JM: A lot, but the problem is: to get some of the flavors in the flour, you need to age it, up to a few months. It would require me to do things I don't know much about. I fundamentally know how to do it, but I’ve never had my hands on it. Our's is a mix of red winter wheat and white winter wheat with a surprisingly high ash content and lower protein content. As much as the recipe is important, the method is more important. We do a very long fermentation. After mixing, we let it sit for about 24 hours, going in and out of the refrigerator, letting it sit for about an hour, then in the fridge to slow proof for 12 hours, then push it down and fold it. Folding it helps structure the dough. When you mix it, it’s a free radical and it’s growing in every different direction. Fold it like a letter to accomplish two tasks: one is teaching it how to grow upwards and, most importantly, two, is to continue the mixing process. As you would shape a boule or baguette, it’s pulling on itself. Let it sit for another 12 hours, remove it from the cooler, portion by weight into balls, and put them into their own individual containers.
When I researched making pizza and running a pizzeria, people put dough in proofing boxes—10 or 12 in there. When they used them, they pulled chilled dough out, stretched it and put it into a hot oven. It baffled me because I would never do that with a baguette...
AB: What kind of oven are you using?
JM: We don't use a wood-fire oven. Through my phase of getting away from the bells and whistles of fine dining, I wanted to be honest. A wood-fired oven is 850ºF to 900ºF for a traditional pizza. I tried our pizza in wood, gas, and electrical ovens. We cook our pizza at 525ºF—a much lower temperature. That's our style of pizza, more like cooking at bread temperatures than Neapolitan. We use a Bakers Pride and for my other bars we use ABS—an electric bread oven.
AB: How long have you been open now?
JM: We’ve been open three years. About a year ago we started talking about doing another one in Hollywood. I’d already planned to do the two in Chicago and they were about a year out, so we snuck this one in. Three restaurants in one year made me the most antisocial person in the world! I opened up two Stellas this year and a new concept called Summer House.
AB: Why go to a new concept?
JM: I have severe ADD, it correlates to my cooking and creativity. Also, I have a donut place called Do-Rite Donuts. It took me a long time to get over the idea of making a chain of something. Hence every Stella looks different and the menu is a little different. The only real consistency is the three pizzas and the dough. Each has a chef. We all talk once a week on a conference call. We talk about what they want to cook and then I write and test the recipe and send them around. Each has a chef that has free-range over specials and seasonal menu items. One of my big things is I always like to collaborate and not just do it myself.

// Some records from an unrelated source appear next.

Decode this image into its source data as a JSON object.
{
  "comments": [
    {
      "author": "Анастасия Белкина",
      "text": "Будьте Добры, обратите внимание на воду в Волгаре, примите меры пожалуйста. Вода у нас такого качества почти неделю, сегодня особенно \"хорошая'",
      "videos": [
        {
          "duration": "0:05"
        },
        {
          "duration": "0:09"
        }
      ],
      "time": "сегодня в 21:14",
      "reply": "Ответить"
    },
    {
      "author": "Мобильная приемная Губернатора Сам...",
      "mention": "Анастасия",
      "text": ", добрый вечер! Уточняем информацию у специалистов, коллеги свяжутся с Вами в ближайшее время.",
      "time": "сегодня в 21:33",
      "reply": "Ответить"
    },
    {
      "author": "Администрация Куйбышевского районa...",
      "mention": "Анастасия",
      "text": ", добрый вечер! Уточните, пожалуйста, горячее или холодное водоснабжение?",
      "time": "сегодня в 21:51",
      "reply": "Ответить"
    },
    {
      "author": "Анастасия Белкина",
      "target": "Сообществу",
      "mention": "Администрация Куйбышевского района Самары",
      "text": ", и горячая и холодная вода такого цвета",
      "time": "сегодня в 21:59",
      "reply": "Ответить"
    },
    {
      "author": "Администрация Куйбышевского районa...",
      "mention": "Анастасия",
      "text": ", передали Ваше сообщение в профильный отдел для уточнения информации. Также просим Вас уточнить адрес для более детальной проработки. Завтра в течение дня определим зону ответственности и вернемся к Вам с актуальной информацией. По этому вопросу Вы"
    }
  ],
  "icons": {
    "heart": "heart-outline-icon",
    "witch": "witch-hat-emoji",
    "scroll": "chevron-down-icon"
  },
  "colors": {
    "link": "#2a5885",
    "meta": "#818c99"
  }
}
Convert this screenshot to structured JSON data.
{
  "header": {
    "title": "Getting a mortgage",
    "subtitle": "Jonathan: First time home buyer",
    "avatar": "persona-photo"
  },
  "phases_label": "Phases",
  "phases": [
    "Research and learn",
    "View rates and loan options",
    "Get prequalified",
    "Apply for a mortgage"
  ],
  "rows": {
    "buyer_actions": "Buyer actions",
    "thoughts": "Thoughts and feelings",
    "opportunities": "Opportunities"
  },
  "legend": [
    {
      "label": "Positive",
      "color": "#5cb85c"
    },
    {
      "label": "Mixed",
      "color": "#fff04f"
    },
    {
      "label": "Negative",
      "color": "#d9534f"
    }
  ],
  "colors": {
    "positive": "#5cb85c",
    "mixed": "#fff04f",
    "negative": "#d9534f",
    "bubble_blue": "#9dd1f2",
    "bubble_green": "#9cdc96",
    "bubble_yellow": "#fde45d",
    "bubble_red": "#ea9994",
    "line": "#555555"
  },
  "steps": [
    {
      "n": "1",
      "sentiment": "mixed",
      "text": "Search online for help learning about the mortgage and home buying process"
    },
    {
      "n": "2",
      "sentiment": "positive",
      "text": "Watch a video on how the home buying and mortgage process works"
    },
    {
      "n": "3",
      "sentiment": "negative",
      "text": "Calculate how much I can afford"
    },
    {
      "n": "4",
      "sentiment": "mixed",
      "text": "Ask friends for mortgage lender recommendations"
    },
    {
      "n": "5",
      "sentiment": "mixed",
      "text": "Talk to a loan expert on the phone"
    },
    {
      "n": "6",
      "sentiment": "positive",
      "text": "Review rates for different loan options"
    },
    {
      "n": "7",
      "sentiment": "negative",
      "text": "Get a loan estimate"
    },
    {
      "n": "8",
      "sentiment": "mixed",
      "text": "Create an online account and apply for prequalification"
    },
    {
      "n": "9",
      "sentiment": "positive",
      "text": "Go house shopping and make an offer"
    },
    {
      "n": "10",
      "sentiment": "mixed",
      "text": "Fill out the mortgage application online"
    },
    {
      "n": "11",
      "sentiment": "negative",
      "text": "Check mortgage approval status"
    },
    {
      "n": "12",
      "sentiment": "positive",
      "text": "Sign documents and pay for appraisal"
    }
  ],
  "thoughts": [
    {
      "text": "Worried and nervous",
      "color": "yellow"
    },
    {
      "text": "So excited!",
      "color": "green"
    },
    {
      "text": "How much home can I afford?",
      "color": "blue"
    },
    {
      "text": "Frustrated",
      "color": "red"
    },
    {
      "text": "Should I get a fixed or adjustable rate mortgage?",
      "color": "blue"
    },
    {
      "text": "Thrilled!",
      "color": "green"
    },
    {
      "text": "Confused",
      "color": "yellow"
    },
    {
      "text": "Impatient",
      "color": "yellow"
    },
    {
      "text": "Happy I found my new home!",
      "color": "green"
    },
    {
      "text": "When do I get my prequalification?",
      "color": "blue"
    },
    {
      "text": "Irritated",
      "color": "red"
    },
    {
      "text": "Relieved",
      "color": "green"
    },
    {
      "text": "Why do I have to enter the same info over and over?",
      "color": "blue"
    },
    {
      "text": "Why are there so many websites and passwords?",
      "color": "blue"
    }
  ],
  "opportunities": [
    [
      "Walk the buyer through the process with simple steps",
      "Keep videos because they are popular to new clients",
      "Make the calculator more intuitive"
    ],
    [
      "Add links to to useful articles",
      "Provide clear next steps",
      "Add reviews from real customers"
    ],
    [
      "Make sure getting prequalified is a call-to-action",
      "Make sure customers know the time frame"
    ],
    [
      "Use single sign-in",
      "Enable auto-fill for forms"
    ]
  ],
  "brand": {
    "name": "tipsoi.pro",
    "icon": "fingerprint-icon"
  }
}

AB: And Francis is your business partner in all this?
JM: Francis is the co-collaborator on Summer House and Do- Rite Donuts. We’re such good friends.
Good friends make good business partners. We both have our strengths. Where I fail, he succeeds and vice versa.
AB: How do you motivate your staff?
JM: I always tell them when they do something good. The biggest motivation for me is being a good leader and taking care of them and when they feel they can come to you with a problem—work related or personal—and you're there for them and actually care. Then people will follow you into any battle. They have to be as important to you as you are to them.
AB: What’s your rentention rate?
JM: I have a 90% retention rate over the past three years. I’m backed by Rich Melman of Let Us Entertain You. He personally supported the Do-Rite place and Let Us is the backing company for HR and payroll. The deal is, I'm really good at cooking and being creative as my strength. I'm really good at knowing what I'm good at. I used to be a huge asshole in fine dining, screaming, yelling things. Rich is the person who got me into therapy and helped me to be a better leader. He and I hit it off. I was supposed to work at Alinea, but I blew it off to work with Rich. He'll call me and beat me up some days or he'll call and congratulate me.